Cheers for now.

I recently completed the sound post production at Dreambase Studios on British Independent Horror film, Harsh Light of Day. Directed by Oliver Milburn and produced by Emma Biggins at Multistoryfilms. I worked with them to create a dynamic, theatrical mix that keeps you on the edge of your seat.

SYNOPSIS: After returning home from the launch of his book about the occult, Daniel Shergold’s house is broken into by thugs, who beat his wife to death and leave him paralyzed. A depressed agoraphobic in his secluded country cottage, Daniel mourns the death of his wife while being cared for by home nurse, Fiona. He is unable to accept the lack of success the police have in finding his wife’s killers. Daniel accepts a visit from a mysterious stranger who insists he can help him reap revenge. He agrees and is thrown into a strange and horrific transition into darkness. With renewed strength, Daniel sets out to avenge his wife’s murder, but at what cost?

From the outset HLOD needed a soundtrack that was set ‘completely in reality’ one minute and then going ‘off on one’ the next. These dynamics were intended to give the viewer a full gamut of aural experiences, from a comfortable almost anodyne setting to uncertain, or at times excruciating pieces.

Shooting outdoors and on the coast presented the usual sound issues, so wild tracks, Foley recordings and sound design were used extensively to convey the appropriate sentiment in these scenes, from water lapping on a pebbly beach to the atmosphere of a dock yard. In contrast, the ‘sound’ of the house in the film is almost silent, again to emphasise the isolation of the cottage and to ensure the film exhibited plenty of sound dynamics.

The film’s producer Emma Biggins commented at the premiere: ‘the screening went really well tonight – looked and sounded fantastic’

HLOD is released in cinemas on Friday 13th April 2012 and the theatrical trailer can be seen here:

I recently completed some music compositions and a sound mix for Stephanie Palmer’s documentary about asthma sufferer Lisa and the steps she’s taken to cope with the condition. Called ‘Lisa’s Story: On My Sleeve’, the documentary was made as part of a series of films for Asthma UK and Big Up Your Chest TV to highlight the condition and how it affects the lives of those who suffer with asthma.

The guitar pieces for the film were intended to be simple and light-hearted but also to have a thoughtful tone and feel. This was designed to convey the subject matter and Lisa in the best possible way, and to complement Stephanie’s editing style. The edit audio from Final Cut was remixed and treated to reduce the large amounts of location interference from pedestrians and other building-related sounds.

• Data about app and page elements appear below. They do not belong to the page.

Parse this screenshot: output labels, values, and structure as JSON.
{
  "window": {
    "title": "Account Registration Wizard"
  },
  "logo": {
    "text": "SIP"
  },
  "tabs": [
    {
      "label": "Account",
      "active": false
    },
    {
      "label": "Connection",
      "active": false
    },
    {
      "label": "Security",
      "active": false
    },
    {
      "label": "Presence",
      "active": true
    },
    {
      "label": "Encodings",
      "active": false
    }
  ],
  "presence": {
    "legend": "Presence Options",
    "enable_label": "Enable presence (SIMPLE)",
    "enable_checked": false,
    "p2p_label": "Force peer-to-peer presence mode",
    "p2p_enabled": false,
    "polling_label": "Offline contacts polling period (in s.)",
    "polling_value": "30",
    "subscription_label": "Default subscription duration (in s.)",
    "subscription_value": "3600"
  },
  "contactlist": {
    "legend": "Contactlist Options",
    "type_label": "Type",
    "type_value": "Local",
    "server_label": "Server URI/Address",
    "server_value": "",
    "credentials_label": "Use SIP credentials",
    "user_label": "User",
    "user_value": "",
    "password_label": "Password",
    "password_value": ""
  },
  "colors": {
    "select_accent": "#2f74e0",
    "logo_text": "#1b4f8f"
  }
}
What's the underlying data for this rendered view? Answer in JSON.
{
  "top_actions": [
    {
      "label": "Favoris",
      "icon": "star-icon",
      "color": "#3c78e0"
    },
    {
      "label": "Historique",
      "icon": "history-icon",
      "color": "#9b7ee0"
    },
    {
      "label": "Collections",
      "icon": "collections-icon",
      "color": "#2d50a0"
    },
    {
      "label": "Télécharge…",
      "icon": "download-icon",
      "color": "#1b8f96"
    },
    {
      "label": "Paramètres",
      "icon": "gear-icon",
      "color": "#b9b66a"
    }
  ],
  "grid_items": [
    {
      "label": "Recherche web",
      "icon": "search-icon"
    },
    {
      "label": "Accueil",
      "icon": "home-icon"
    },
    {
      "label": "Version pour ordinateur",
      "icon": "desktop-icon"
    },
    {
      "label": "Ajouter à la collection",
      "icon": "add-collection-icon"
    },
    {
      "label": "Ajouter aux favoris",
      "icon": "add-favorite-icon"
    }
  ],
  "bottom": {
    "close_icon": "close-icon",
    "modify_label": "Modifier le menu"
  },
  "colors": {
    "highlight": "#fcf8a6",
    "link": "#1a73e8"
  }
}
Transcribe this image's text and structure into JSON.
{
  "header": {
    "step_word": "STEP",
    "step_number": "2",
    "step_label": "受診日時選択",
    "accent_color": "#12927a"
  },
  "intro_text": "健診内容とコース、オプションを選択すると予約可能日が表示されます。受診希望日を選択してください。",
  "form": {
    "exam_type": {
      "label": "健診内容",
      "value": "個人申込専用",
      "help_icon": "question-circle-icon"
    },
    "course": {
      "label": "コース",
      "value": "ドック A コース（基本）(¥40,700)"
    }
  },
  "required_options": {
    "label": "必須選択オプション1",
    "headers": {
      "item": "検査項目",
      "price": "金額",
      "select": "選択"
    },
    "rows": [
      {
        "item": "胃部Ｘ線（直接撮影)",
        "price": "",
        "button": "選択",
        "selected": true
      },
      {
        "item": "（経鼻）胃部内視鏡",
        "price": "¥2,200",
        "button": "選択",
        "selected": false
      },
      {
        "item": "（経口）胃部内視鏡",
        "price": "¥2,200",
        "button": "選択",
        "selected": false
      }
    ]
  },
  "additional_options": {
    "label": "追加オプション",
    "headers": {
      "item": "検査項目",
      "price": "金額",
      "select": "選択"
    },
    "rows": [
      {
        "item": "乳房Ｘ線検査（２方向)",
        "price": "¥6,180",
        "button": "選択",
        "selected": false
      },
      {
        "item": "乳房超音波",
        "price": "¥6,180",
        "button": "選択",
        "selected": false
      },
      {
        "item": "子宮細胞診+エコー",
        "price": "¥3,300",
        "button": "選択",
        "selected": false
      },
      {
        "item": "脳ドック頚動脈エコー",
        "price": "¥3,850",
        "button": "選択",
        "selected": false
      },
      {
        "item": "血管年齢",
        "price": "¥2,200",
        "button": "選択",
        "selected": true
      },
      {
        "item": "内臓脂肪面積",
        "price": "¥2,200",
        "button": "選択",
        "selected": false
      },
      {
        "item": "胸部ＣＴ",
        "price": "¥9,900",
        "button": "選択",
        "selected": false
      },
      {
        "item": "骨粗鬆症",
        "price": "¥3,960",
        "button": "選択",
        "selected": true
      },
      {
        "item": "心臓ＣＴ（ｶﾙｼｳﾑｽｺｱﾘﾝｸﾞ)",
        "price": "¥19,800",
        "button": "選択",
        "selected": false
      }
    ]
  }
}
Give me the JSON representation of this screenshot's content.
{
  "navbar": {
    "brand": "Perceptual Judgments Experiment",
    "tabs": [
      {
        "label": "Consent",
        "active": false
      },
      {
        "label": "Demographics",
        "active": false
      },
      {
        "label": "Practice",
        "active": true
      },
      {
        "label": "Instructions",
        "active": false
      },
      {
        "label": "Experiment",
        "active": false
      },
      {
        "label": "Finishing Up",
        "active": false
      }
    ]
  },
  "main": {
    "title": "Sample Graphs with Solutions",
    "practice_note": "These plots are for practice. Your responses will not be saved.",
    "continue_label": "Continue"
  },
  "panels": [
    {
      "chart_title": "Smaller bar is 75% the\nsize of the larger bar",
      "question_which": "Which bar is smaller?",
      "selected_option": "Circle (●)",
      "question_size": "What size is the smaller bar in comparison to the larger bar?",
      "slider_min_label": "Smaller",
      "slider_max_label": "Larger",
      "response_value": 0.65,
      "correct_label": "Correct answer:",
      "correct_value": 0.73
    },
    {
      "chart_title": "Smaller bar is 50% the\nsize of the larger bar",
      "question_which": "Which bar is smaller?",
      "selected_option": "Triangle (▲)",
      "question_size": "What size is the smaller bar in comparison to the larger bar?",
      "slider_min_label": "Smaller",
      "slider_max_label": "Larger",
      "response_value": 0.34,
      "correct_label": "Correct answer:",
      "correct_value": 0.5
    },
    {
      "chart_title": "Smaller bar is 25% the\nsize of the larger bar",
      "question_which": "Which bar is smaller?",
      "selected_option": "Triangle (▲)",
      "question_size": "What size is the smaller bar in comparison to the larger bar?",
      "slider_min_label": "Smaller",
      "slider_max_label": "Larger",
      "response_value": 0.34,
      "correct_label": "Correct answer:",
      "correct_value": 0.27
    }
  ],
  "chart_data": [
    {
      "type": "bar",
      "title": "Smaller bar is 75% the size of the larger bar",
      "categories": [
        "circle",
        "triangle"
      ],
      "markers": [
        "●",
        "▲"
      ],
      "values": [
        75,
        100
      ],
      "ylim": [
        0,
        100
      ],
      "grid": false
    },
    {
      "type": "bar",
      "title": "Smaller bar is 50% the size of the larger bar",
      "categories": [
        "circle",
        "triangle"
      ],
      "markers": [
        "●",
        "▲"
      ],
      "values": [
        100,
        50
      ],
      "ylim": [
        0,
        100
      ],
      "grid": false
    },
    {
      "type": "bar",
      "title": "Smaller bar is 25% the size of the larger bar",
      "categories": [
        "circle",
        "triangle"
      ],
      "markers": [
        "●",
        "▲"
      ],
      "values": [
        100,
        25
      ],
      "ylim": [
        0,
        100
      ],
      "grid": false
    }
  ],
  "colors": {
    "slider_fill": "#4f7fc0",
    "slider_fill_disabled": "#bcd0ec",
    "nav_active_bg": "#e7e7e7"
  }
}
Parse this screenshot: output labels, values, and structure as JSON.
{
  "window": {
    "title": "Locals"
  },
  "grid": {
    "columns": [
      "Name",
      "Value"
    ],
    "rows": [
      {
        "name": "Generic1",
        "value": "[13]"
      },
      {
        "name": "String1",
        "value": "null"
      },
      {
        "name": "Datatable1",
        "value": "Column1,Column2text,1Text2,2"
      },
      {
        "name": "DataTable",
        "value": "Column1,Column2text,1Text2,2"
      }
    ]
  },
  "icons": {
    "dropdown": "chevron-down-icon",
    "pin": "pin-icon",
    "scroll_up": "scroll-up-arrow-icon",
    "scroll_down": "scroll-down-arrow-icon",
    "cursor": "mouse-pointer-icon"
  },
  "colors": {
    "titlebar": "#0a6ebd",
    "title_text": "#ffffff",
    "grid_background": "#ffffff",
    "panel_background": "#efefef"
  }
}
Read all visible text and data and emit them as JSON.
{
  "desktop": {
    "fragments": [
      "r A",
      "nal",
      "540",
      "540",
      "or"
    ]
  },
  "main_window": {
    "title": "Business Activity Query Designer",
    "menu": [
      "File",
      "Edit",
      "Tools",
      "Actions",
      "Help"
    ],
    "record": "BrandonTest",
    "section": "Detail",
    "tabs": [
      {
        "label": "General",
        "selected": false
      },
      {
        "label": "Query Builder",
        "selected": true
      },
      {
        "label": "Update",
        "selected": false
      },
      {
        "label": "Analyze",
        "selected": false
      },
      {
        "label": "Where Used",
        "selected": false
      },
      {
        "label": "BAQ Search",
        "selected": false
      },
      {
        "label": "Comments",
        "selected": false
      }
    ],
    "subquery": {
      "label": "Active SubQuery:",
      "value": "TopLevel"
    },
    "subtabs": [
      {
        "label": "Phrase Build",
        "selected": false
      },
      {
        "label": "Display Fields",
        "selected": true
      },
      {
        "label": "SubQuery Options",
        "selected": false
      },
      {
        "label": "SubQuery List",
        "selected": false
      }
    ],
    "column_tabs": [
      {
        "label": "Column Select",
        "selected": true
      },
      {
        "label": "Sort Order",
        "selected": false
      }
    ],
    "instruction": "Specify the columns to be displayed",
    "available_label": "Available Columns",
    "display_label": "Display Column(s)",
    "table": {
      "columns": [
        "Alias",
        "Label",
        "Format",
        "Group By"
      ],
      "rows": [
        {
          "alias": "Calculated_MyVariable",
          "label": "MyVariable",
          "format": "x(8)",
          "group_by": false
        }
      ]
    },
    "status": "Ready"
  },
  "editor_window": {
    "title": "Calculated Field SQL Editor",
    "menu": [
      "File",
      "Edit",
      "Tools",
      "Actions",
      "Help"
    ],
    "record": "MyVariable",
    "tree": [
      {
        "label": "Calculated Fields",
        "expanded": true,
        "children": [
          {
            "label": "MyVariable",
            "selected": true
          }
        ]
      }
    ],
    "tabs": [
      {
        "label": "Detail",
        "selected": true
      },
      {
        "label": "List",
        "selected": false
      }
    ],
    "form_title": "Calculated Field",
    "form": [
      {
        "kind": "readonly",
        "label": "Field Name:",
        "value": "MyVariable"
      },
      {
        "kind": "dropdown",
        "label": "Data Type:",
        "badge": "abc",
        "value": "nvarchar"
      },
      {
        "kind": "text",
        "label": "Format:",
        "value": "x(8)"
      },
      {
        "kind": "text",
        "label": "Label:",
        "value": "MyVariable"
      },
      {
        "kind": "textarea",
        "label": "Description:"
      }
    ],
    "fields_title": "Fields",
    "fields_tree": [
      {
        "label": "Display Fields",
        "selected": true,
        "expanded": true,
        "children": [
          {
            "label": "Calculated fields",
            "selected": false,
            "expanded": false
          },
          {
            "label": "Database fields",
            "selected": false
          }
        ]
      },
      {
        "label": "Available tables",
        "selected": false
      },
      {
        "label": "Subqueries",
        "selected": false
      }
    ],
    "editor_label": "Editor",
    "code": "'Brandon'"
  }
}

Extra ambience was added to add emphasis to the different locations in the film.

The film can be seen here: